Exercise aim
Print the records below verbatim.

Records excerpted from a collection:
********************

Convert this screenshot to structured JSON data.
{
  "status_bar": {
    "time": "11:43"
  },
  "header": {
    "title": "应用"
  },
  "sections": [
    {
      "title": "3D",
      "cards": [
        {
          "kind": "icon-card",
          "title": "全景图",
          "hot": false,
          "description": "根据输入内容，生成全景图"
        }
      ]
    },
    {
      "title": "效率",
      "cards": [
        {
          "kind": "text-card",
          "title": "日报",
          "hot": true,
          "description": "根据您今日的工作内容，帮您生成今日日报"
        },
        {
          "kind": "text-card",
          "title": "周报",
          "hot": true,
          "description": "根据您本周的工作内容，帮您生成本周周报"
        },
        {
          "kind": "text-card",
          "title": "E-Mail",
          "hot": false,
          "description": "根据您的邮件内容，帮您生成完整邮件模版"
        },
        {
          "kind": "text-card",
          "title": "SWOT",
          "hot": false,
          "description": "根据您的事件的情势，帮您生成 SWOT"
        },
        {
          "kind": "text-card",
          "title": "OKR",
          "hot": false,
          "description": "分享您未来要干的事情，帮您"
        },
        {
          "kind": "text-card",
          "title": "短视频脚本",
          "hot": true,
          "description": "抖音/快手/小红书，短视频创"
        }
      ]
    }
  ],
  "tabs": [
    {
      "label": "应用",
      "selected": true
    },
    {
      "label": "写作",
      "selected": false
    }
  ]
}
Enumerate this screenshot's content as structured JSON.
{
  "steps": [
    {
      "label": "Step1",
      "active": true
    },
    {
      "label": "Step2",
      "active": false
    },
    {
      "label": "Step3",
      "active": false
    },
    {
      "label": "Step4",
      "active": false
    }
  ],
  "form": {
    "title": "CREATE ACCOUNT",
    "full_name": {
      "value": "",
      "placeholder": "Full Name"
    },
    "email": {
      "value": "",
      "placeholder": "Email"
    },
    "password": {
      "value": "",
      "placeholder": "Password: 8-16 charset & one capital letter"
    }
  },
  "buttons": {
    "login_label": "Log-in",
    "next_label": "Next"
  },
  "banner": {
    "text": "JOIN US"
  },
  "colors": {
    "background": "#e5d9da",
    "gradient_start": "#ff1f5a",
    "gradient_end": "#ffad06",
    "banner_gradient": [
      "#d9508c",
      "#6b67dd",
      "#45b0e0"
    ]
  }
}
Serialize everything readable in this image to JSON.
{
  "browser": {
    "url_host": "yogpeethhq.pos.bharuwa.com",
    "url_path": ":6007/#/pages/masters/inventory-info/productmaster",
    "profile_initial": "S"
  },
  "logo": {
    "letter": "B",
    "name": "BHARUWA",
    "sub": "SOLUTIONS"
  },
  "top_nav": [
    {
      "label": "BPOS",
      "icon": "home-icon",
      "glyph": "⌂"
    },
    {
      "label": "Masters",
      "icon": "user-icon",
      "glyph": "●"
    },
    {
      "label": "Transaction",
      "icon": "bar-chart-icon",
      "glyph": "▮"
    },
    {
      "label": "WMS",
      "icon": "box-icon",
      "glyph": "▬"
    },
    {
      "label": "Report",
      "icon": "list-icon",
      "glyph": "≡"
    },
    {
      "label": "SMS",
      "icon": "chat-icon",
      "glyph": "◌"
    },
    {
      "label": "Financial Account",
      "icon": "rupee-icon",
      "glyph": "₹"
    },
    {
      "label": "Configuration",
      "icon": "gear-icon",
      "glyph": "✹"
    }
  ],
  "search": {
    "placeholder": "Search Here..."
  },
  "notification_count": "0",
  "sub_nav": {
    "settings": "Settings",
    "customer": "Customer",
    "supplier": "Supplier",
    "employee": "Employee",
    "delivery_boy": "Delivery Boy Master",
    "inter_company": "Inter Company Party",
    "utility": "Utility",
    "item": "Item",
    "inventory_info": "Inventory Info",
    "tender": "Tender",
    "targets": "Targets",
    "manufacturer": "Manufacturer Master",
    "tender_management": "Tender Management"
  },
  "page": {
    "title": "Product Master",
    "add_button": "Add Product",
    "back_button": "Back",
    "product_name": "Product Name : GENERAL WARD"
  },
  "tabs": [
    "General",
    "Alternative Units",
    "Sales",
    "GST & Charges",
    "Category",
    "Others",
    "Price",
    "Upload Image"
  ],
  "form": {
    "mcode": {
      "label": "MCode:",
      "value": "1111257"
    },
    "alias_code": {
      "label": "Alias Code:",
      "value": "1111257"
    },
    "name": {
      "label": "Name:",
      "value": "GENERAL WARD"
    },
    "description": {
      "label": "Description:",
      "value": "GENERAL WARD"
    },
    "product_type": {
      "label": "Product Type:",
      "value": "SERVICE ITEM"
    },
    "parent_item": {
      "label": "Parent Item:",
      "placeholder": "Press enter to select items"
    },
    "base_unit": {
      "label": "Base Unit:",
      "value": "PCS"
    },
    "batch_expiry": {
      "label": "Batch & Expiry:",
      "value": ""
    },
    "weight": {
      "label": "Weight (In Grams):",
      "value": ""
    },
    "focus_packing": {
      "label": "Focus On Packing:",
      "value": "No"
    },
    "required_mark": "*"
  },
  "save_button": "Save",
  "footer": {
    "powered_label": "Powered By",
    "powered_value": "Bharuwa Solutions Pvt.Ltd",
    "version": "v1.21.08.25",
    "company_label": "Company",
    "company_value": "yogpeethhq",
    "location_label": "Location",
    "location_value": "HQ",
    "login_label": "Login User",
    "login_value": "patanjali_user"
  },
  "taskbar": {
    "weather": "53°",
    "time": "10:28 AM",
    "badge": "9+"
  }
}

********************

Exercise response
Convert this screenshot to structured JSON data.
{
  "status_bar": {
    "time": "11:43"
  },
  "header": {
    "title": "应用"
  },
  "sections": [
    {
      "title": "3D",
      "cards": [
        {
          "kind": "icon-card",
          "title": "全景图",
          "hot": false,
          "description": "根据输入内容，生成全景图"
        }
      ]
    },
    {
      "title": "效率",
      "cards": [
        {
          "kind": "text-card",
          "title": "日报",
          "hot": true,
          "description": "根据您今日的工作内容，帮您生成今日日报"
        },
        {
          "kind": "text-card",
          "title": "周报",
          "hot": true,
          "description": "根据您本周的工作内容，帮您生成本周周报"
        },
        {
          "kind": "text-card",
          "title": "E-Mail",
          "hot": false,
          "description": "根据您的邮件内容，帮您生成完整邮件模版"
        },
        {
          "kind": "text-card",
          "title": "SWOT",
          "hot": false,
          "description": "根据您的事件的情势，帮您生成 SWOT"
        },
        {
          "kind": "text-card",
          "title": "OKR",
          "hot": false,
          "description": "分享您未来要干的事情，帮您"
        },
        {
          "kind": "text-card",
          "title": "短视频脚本",
          "hot": true,
          "description": "抖音/快手/小红书，短视频创"
        }
      ]
    }
  ],
  "tabs": [
    {
      "label": "应用",
      "selected": true
    },
    {
      "label": "写作",
      "selected": false
    }
  ]
}
Enumerate this screenshot's content as structured JSON.
{
  "steps": [
    {
      "label": "Step1",
      "active": true
    },
    {
      "label": "Step2",
      "active": false
    },
    {
      "label": "Step3",
      "active": false
    },
    {
      "label": "Step4",
      "active": false
    }
  ],
  "form": {
    "title": "CREATE ACCOUNT",
    "full_name": {
      "value": "",
      "placeholder": "Full Name"
    },
    "email": {
      "value": "",
      "placeholder": "Email"
    },
    "password": {
      "value": "",
      "placeholder": "Password: 8-16 charset & one capital letter"
    }
  },
  "buttons": {
    "login_label": "Log-in",
    "next_label": "Next"
  },
  "banner": {
    "text": "JOIN US"
  },
  "colors": {
    "background": "#e5d9da",
    "gradient_start": "#ff1f5a",
    "gradient_end": "#ffad06",
    "banner_gradient": [
      "#d9508c",
      "#6b67dd",
      "#45b0e0"
    ]
  }
}
Serialize everything readable in this image to JSON.
{
  "browser": {
    "url_host": "yogpeethhq.pos.bharuwa.com",
    "url_path": ":6007/#/pages/masters/inventory-info/productmaster",
    "profile_initial": "S"
  },
  "logo": {
    "letter": "B",
    "name": "BHARUWA",
    "sub": "SOLUTIONS"
  },
  "top_nav": [
    {
      "label": "BPOS",
      "icon": "home-icon",
      "glyph": "⌂"
    },
    {
      "label": "Masters",
      "icon": "user-icon",
      "glyph": "●"
    },
    {
      "label": "Transaction",
      "icon": "bar-chart-icon",
      "glyph": "▮"
    },
    {
      "label": "WMS",
      "icon": "box-icon",
      "glyph": "▬"
    },
    {
      "label": "Report",
      "icon": "list-icon",
      "glyph": "≡"
    },
    {
      "label": "SMS",
      "icon": "chat-icon",
      "glyph": "◌"
    },
    {
      "label": "Financial Account",
      "icon": "rupee-icon",
      "glyph": "₹"
    },
    {
      "label": "Configuration",
      "icon": "gear-icon",
      "glyph": "✹"
    }
  ],
  "search": {
    "placeholder": "Search Here..."
  },
  "notification_count": "0",
  "sub_nav": {
    "settings": "Settings",
    "customer": "Customer",
    "supplier": "Supplier",
    "employee": "Employee",
    "delivery_boy": "Delivery Boy Master",
    "inter_company": "Inter Company Party",
    "utility": "Utility",
    "item": "Item",
    "inventory_info": "Inventory Info",
    "tender": "Tender",
    "targets": "Targets",
    "manufacturer": "Manufacturer Master",
    "tender_management": "Tender Management"
  },
  "page": {
    "title": "Product Master",
    "add_button": "Add Product",
    "back_button": "Back",
    "product_name": "Product Name : GENERAL WARD"
  },
  "tabs": [
    "General",
    "Alternative Units",
    "Sales",
    "GST & Charges",
    "Category",
    "Others",
    "Price",
    "Upload Image"
  ],
  "form": {
    "mcode": {
      "label": "MCode:",
      "value": "1111257"
    },
    "alias_code": {
      "label": "Alias Code:",
      "value": "1111257"
    },
    "name": {
      "label": "Name:",
      "value": "GENERAL WARD"
    },
    "description": {
      "label": "Description:",
      "value": "GENERAL WARD"
    },
    "product_type": {
      "label": "Product Type:",
      "value": "SERVICE ITEM"
    },
    "parent_item": {
      "label": "Parent Item:",
      "placeholder": "Press enter to select items"
    },
    "base_unit": {
      "label": "Base Unit:",
      "value": "PCS"
    },
    "batch_expiry": {
      "label": "Batch & Expiry:",
      "value": ""
    },
    "weight": {
      "label": "Weight (In Grams):",
      "value": ""
    },
    "focus_packing": {
      "label": "Focus On Packing:",
      "value": "No"
    },
    "required_mark": "*"
  },
  "save_button": "Save",
  "footer": {
    "powered_label": "Powered By",
    "powered_value": "Bharuwa Solutions Pvt.Ltd",
    "version": "v1.21.08.25",
    "company_label": "Company",
    "company_value": "yogpeethhq",
    "location_label": "Location",
    "location_value": "HQ",
    "login_label": "Login User",
    "login_value": "patanjali_user"
  },
  "taskbar": {
    "weather": "53°",
    "time": "10:28 AM",
    "badge": "9+"
  }
}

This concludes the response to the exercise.